[Items from a data source]

------------------------------------

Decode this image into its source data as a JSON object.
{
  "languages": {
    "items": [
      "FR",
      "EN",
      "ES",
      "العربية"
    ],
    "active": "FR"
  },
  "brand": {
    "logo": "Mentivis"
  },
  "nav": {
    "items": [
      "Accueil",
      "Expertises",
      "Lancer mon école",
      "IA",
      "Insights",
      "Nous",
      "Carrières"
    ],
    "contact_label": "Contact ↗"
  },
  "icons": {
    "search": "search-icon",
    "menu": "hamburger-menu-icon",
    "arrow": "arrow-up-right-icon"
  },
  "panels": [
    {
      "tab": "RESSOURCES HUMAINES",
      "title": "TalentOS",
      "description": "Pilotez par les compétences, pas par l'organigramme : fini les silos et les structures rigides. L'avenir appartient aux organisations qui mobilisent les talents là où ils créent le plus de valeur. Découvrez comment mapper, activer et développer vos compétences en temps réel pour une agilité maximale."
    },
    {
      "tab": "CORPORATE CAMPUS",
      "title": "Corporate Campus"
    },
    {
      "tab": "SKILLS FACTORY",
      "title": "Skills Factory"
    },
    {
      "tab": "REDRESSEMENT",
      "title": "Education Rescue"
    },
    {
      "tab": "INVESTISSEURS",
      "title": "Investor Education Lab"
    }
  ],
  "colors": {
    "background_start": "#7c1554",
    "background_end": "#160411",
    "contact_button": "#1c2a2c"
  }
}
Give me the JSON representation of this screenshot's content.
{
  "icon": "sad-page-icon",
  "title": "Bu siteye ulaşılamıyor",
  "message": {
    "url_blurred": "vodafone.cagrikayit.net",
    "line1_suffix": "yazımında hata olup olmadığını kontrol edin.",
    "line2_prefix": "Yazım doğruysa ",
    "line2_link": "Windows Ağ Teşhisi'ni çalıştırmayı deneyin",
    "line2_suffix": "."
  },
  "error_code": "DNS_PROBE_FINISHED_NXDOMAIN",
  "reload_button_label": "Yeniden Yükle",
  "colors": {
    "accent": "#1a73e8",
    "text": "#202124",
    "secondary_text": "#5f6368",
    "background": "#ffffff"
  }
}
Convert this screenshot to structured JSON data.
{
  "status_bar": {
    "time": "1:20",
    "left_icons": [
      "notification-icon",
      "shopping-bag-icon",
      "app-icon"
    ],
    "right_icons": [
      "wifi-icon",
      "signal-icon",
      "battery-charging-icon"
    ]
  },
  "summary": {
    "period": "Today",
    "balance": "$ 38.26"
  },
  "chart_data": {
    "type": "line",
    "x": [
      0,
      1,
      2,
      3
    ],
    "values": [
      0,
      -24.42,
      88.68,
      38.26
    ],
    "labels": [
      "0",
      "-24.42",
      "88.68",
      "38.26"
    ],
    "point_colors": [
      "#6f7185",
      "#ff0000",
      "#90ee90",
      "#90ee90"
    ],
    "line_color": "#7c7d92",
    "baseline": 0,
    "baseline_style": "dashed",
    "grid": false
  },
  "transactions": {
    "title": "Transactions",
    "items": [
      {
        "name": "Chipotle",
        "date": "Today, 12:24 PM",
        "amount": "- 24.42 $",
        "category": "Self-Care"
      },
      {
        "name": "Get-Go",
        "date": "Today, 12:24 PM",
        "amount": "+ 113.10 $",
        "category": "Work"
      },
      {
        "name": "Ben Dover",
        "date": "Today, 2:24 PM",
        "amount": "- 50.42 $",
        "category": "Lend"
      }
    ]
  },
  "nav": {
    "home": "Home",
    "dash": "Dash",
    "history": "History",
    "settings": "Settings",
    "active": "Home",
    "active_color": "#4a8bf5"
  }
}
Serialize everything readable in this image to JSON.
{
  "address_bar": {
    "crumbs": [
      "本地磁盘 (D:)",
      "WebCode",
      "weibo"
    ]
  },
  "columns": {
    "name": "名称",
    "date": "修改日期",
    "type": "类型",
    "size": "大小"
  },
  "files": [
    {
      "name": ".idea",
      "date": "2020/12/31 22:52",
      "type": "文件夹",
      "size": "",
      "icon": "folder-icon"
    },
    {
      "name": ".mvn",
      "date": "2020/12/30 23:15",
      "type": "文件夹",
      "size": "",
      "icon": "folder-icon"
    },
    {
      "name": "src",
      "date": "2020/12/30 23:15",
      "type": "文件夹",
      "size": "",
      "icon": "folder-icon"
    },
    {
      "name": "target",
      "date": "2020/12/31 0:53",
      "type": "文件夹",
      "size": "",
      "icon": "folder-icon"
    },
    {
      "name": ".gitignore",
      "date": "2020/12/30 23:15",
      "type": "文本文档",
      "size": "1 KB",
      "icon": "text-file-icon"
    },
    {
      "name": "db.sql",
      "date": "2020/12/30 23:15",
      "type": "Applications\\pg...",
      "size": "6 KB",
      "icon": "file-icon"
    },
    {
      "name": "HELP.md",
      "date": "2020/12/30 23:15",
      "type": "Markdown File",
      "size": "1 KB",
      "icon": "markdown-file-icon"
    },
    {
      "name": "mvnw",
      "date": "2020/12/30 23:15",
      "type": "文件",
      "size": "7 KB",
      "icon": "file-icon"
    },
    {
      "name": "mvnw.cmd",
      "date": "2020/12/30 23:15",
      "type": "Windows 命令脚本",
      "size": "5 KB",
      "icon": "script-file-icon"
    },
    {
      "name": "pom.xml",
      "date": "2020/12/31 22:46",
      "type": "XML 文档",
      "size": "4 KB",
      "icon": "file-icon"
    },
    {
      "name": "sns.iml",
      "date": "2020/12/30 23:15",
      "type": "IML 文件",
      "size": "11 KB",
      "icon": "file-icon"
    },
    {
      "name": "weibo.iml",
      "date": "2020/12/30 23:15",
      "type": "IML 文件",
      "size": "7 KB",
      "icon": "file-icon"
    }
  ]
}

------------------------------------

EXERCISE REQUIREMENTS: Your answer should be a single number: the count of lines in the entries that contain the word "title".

EXERCISE OUTPUT: 7